One story helped me to understand people’s responses to dyslexia.  It taught me that people’s expectations are based on what is usual.  But dyslexic people are unusual because there’s a wide difference between their strengths and weaknesses.

It also taught me that humans instinctively fear difference.  This fear can make us reject people we perceive as different, and behave aggressively towards them.  People don’t like admitting to this behaviour so they blame others.

2. ‘Creative Successful Dyslexic – 23 High Achievers share their stories’

By Margaret Rooke.  Published 2016.  Available in print.
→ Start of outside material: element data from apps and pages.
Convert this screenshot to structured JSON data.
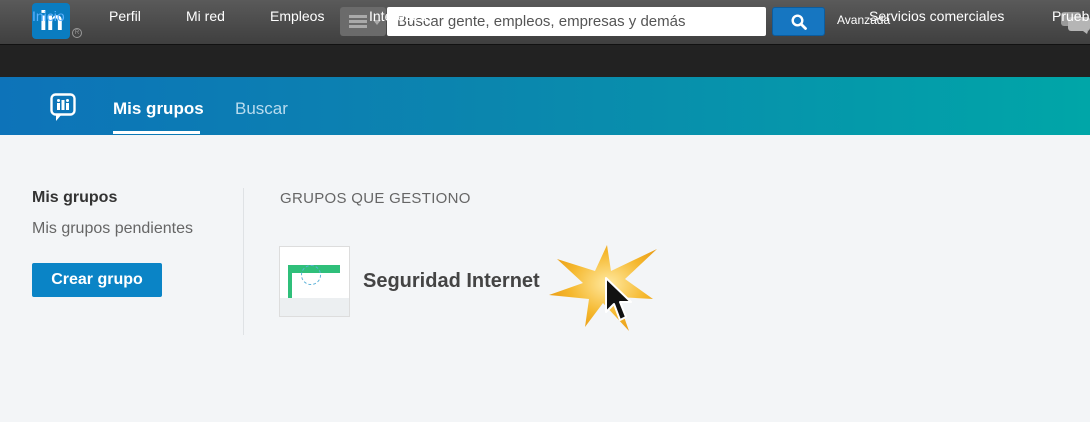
{
  "topbar": {
    "logo_text": "in",
    "search_placeholder": "Buscar gente, empleos, empresas y demás",
    "advanced_label": "Avanzada"
  },
  "nav": {
    "items": [
      {
        "label": "Inicio",
        "active": true
      },
      {
        "label": "Perfil"
      },
      {
        "label": "Mi red"
      },
      {
        "label": "Empleos"
      },
      {
        "label": "Intereses"
      },
      {
        "label": "Servicios comerciales"
      },
      {
        "label": "Pruebl"
      }
    ]
  },
  "groups_header": {
    "tabs": [
      {
        "label": "Mis grupos",
        "active": true
      },
      {
        "label": "Buscar"
      }
    ]
  },
  "sidebar": {
    "title": "Mis grupos",
    "pending_link": "Mis grupos pendientes",
    "create_button": "Crear grupo"
  },
  "main": {
    "section_title": "GRUPOS QUE GESTIONO",
    "groups": [
      {
        "name": "Seguridad Internet"
      }
    ]
  },
  "colors": {
    "brand": "#0a7cc0",
    "active_nav": "#5cb1ff",
    "create_button": "#0a84c6",
    "highlight_burst": "#f5b82e"
  }
}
This tells the stories of 23 successful dyslexic people.  Most of these people are in the public eye.  Each profile starts with 1 or 2 photos of the person and the gist of their story.  Then the person tells us about their career.

I found the stories engaging and accessible.  I found it interesting to discover how people had entered and progressed through their career.  In many cases, their journeys were creative and unconventional.

They also describe specific ways that their dyslexia affects them in their work.  For example, footballer Steven Naismith describes how he’s good at being in the right place at the right time, as you can see here.

Book-length autobiographies

  1. ‘The Life and Rhymes of Benjamin Zephaniah: the Autobiography’ (poet, activist, lyricist, writer)  Published 2018.  Available in audio and print.

This taught me about performance poetry, social issues and the positive influence writers can have on other people’s lives and society.  Benjamin talks about the transformative effect that poetry and martial arts have had on his life.  He also describes how his mum would speak in rhyme at home; how his performance poetry career started in a church context; and how he once pitched a radio play to a producer by performing the words, music and sound effects.

2.  ‘Pour Me – A Life’ By AA [Adrian] Gill (critic)                                                                     Published 2015.  Available in audio and print.

This book is extremely eloquent.  Although it deals with some difficult experiences, the writing is so rich that I found it a pleasure to read.  I was particularly struck by Adrian’s account of how he became a journalist: to paraphrase him, he’d tried everything else.

3. ‘Jo Malone – My Story’ (entrepreneur)                                                                                  Published 2016.  Available in print.

The most significant point of this book for me was when Jo managed to talk her way into a perfume laboratory in Paris.  This was highly irregular – only the perfumers were allowed into the lab.  And yet, it was a pivotal point in her career because it’s where she discovered her gift for smell.

Some themes I noticed in these 3 people’s experiences were: they benefited from opportunities to learn and develop their skills outwith formal education (e.g. family, church); they used original approaches to harness opportunities that grew their careers; and they managed to change their behaviours and / or overcome external barriers.

By an anonymous member of Dyslexia Scotland